[What this task involves] Type the entries out again exactly as they read, but leave every picture behind.

=-=-=-=-=

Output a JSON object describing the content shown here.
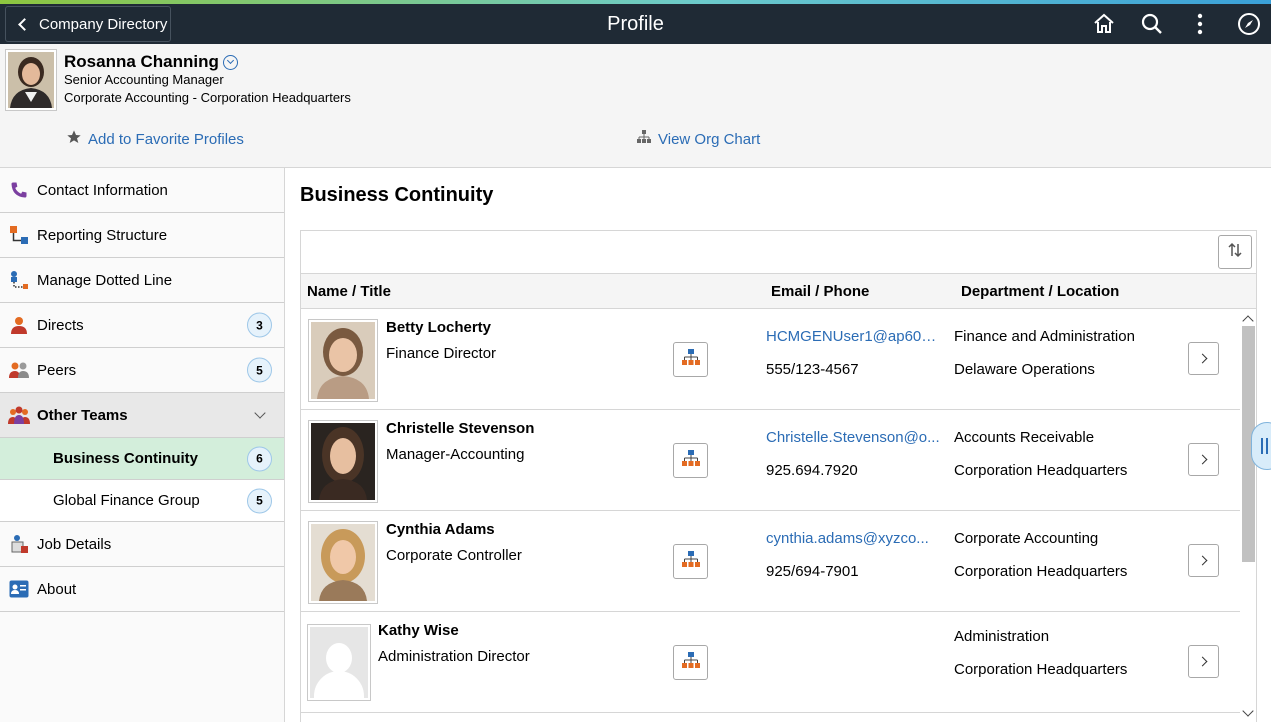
{
  "banner": {
    "back_label": "Company Directory",
    "title": "Profile",
    "icons": [
      "home-icon",
      "search-icon",
      "more-vertical-icon",
      "compass-icon"
    ]
  },
  "profile": {
    "name": "Rosanna Channing",
    "title": "Senior Accounting Manager",
    "department": "Corporate Accounting - Corporation Headquarters",
    "favorite_link": "Add to Favorite Profiles",
    "org_chart_link": "View Org Chart"
  },
  "nav": {
    "contact": "Contact Information",
    "reporting": "Reporting Structure",
    "dotted": "Manage Dotted Line",
    "directs": "Directs",
    "directs_count": "3",
    "peers": "Peers",
    "peers_count": "5",
    "other_teams": "Other Teams",
    "business_continuity": "Business Continuity",
    "business_continuity_count": "6",
    "global_finance": "Global Finance Group",
    "global_finance_count": "5",
    "job_details": "Job Details",
    "about": "About"
  },
  "main": {
    "section_title": "Business Continuity",
    "columns": {
      "name_title": "Name / Title",
      "email_phone": "Email / Phone",
      "dept_location": "Department / Location"
    },
    "rows": [
      {
        "name": "Betty Locherty",
        "title": "Finance Director",
        "email": "HCMGENUser1@ap602...",
        "phone": "555/123-4567",
        "department": "Finance and Administration",
        "location": "Delaware Operations"
      },
      {
        "name": "Christelle Stevenson",
        "title": "Manager-Accounting",
        "email": "Christelle.Stevenson@o...",
        "phone": "925.694.7920",
        "department": "Accounts Receivable",
        "location": "Corporation Headquarters"
      },
      {
        "name": "Cynthia Adams",
        "title": "Corporate Controller",
        "email": "cynthia.adams@xyzco...",
        "phone": "925/694-7901",
        "department": "Corporate Accounting",
        "location": "Corporation Headquarters"
      },
      {
        "name": "Kathy Wise",
        "title": "Administration Director",
        "email": "",
        "phone": "",
        "department": "Administration",
        "location": "Corporation Headquarters"
      }
    ]
  },
  "colors": {
    "banner_bg": "#1f2a35",
    "link": "#2b6cb5",
    "active_nav": "#d3eedb"
  }
}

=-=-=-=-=

[Task solution]
Output a JSON object describing the content shown here.
{
  "banner": {
    "back_label": "Company Directory",
    "title": "Profile",
    "icons": [
      "home-icon",
      "search-icon",
      "more-vertical-icon",
      "compass-icon"
    ]
  },
  "profile": {
    "name": "Rosanna Channing",
    "title": "Senior Accounting Manager",
    "department": "Corporate Accounting - Corporation Headquarters",
    "favorite_link": "Add to Favorite Profiles",
    "org_chart_link": "View Org Chart"
  },
  "nav": {
    "contact": "Contact Information",
    "reporting": "Reporting Structure",
    "dotted": "Manage Dotted Line",
    "directs": "Directs",
    "directs_count": "3",
    "peers": "Peers",
    "peers_count": "5",
    "other_teams": "Other Teams",
    "business_continuity": "Business Continuity",
    "business_continuity_count": "6",
    "global_finance": "Global Finance Group",
    "global_finance_count": "5",
    "job_details": "Job Details",
    "about": "About"
  },
  "main": {
    "section_title": "Business Continuity",
    "columns": {
      "name_title": "Name / Title",
      "email_phone": "Email / Phone",
      "dept_location": "Department / Location"
    },
    "rows": [
      {
        "name": "Betty Locherty",
        "title": "Finance Director",
        "email": "HCMGENUser1@ap602...",
        "phone": "555/123-4567",
        "department": "Finance and Administration",
        "location": "Delaware Operations"
      },
      {
        "name": "Christelle Stevenson",
        "title": "Manager-Accounting",
        "email": "Christelle.Stevenson@o...",
        "phone": "925.694.7920",
        "department": "Accounts Receivable",
        "location": "Corporation Headquarters"
      },
      {
        "name": "Cynthia Adams",
        "title": "Corporate Controller",
        "email": "cynthia.adams@xyzco...",
        "phone": "925/694-7901",
        "department": "Corporate Accounting",
        "location": "Corporation Headquarters"
      },
      {
        "name": "Kathy Wise",
        "title": "Administration Director",
        "email": "",
        "phone": "",
        "department": "Administration",
        "location": "Corporation Headquarters"
      }
    ]
  },
  "colors": {
    "banner_bg": "#1f2a35",
    "link": "#2b6cb5",
    "active_nav": "#d3eedb"
  }
}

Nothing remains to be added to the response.